“Bullets ploughed up little puffs of dust at my feet and whistled around my head,” he says. “A short spurt more and I was at the place.
“But, poor fellow, he was past need of human assistance,” Prentice recalls. “Nevertheless I picked him up and carried him to my rear, my ears filled with the mournful dirge of the bullets that threatened me at every step.”
Carpenter “was buried on the field, whence his remains were taken by his brother officers and sent to this city,” Roberts tells his audience 32 days later.
Ironically, an Army order promoting Carpenter to lieutenant colonel arrives in Murfreesboro not long after his death. The Army ships him home to Bangor; his body arrives on a Maine Central Railroad on the evening on Monday, Feb. 2, 1863.
On Saturday evening, the Bangor City Council meets in special session to resolve “that the Mayor and Two Aldermen … be a committee to procure a burial lot” for Carpenter and “that the City Council will attend his funeral.”
So Joshua Carpenter, the War of 1812 veteran, outlives his heroic son and attends his Episcopalian-themed funeral at Norumbega Hall on Wednesday, Feb. 11. Two local militia companies — the Independent Fusileers and the Independent Volunteers — escort Carpenter to the hall and then to Mount Hope Cemetery.

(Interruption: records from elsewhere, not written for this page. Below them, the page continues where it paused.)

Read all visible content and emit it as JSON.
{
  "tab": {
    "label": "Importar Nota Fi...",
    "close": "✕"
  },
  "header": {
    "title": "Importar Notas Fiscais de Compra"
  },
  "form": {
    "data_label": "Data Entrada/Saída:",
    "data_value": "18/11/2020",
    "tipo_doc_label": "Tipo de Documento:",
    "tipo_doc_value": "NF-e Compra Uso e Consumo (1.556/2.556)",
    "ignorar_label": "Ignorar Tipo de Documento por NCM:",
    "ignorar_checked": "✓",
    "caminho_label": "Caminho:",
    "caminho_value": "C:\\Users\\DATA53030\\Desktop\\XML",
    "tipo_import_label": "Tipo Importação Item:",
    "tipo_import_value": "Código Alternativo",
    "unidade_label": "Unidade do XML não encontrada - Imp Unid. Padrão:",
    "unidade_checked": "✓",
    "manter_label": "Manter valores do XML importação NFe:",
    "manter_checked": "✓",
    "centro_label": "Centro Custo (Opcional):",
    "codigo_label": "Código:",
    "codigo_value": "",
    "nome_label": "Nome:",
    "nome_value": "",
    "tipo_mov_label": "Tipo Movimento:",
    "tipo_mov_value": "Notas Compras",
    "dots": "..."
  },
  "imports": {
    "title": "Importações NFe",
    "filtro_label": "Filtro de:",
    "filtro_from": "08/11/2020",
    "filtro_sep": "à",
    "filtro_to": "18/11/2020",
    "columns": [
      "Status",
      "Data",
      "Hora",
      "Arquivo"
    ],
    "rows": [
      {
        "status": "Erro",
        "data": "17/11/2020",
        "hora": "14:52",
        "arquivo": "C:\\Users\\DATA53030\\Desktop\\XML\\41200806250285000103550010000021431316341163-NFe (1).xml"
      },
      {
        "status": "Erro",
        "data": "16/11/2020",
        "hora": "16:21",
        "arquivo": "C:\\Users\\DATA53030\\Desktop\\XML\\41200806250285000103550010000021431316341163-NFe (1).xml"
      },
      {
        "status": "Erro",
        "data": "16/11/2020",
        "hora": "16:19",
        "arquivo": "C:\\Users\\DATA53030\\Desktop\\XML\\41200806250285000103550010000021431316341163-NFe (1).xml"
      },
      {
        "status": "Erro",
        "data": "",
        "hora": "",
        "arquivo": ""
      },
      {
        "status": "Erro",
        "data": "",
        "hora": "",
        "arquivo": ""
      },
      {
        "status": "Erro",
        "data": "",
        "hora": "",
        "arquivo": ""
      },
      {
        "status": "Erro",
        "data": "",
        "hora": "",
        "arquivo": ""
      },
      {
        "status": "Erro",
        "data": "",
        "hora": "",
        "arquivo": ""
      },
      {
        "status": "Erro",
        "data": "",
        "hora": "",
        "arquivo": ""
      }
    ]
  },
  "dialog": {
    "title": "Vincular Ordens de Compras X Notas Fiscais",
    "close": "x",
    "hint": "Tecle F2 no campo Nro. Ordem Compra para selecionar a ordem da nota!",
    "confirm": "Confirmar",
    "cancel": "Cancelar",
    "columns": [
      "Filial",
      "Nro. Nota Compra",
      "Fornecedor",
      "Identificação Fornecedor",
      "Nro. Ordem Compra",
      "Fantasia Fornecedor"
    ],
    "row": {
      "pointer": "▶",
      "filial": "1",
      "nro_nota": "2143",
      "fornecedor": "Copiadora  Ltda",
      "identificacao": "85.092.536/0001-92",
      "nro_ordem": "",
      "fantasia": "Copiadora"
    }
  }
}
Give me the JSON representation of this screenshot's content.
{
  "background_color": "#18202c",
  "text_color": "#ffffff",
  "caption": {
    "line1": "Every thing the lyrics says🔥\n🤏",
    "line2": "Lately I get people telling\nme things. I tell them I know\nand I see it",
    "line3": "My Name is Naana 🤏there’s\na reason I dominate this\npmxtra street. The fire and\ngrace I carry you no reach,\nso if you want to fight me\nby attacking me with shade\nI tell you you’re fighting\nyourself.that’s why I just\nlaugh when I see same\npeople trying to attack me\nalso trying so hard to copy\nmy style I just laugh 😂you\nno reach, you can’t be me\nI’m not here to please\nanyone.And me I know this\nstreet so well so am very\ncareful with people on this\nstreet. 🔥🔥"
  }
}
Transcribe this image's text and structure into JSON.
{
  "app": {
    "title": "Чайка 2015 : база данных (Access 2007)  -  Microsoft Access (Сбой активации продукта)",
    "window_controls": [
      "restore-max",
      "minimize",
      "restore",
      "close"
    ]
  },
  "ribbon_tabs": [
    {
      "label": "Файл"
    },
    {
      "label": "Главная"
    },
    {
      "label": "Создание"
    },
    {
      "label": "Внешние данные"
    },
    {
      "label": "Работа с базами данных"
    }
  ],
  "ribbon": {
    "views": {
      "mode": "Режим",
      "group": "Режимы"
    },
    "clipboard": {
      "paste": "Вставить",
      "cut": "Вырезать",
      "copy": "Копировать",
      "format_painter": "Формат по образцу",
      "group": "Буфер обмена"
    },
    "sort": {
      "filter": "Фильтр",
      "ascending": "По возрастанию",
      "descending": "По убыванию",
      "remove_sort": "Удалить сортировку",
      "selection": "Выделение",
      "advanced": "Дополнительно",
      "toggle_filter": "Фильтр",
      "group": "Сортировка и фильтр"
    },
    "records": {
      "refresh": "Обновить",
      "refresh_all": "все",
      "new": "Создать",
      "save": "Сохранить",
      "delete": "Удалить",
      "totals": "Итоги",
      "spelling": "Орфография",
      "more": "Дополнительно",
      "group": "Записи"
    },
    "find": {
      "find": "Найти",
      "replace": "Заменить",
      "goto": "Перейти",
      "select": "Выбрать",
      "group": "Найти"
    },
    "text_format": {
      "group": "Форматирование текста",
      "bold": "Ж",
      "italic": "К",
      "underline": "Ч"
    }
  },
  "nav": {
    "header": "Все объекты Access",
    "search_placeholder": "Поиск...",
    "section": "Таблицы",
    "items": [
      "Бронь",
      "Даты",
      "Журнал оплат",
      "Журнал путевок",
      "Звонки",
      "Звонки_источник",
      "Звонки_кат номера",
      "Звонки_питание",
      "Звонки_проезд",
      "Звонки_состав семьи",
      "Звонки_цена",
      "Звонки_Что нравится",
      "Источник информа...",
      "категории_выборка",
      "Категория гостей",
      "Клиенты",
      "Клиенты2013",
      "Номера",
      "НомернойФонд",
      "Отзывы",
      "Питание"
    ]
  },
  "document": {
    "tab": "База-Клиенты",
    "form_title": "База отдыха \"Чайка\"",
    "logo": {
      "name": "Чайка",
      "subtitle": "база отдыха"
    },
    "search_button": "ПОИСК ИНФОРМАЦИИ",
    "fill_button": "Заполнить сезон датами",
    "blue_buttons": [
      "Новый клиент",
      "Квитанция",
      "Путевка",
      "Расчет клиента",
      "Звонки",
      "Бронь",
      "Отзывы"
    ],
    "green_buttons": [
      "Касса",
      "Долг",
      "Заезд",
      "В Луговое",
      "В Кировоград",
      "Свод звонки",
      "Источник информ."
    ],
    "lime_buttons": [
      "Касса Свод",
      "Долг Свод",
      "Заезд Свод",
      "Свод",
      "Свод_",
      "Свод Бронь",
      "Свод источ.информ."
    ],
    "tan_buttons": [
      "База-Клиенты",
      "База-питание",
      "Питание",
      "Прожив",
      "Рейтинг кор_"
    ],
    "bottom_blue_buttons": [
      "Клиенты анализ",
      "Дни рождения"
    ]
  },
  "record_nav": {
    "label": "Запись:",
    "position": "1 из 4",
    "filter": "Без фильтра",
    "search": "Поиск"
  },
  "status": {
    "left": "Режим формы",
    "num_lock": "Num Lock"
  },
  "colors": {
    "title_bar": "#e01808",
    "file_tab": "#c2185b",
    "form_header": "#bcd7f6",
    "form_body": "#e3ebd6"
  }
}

Attorney Charles P. Roberts delivers the eulogy, and with the Bangor Band playing appropriate music, the flag-draped coffin rolls out State Street to Mount Hope Cemetery.
“The funeral car … was preceded by a color guard of returned and wounded soldiers, bearing the ensign of the Union,” the Whig and Courier reports on Feb. 12. Carpenter’s relatives — including his elderly father, who now lives in Houlton — accompany the body to a gravesite near the intersection of today’s Riverside Avenue and Monument Avenue in Mount Hope Cemetery. There he is buried alongside his little boy.
On Friday, June 17, 1864, local dignitaries and a large crowd gather near Carpenter’s grave to dedicate Bangor’s Civil War Memorial, now called the “Soldiers’ Monument.” According to its engraving, the monument was erected “In Memory Of Our Citizen Soldiers Who Died For Their Country.”
The names of fallen Bangor (or Bangor-affiliated) soldiers are etched on three sides. Stephen Decatur Carpenter tops the list on the side facing intown Bangor.
Relatives relocate Stephen Decatur and John Carpenter elsewhere in the cemetery in 1881. They now lie in plot 718CG, just off Central Avenue.
Yet Stephen Decatur Carpenter lives on. As he marched toward Murfreesboro in late 1862, Carpenter brought with him his school-age daughter, Sara Elvira. She survived her father and mother, married, and had children. Her descendants live into the 21st century.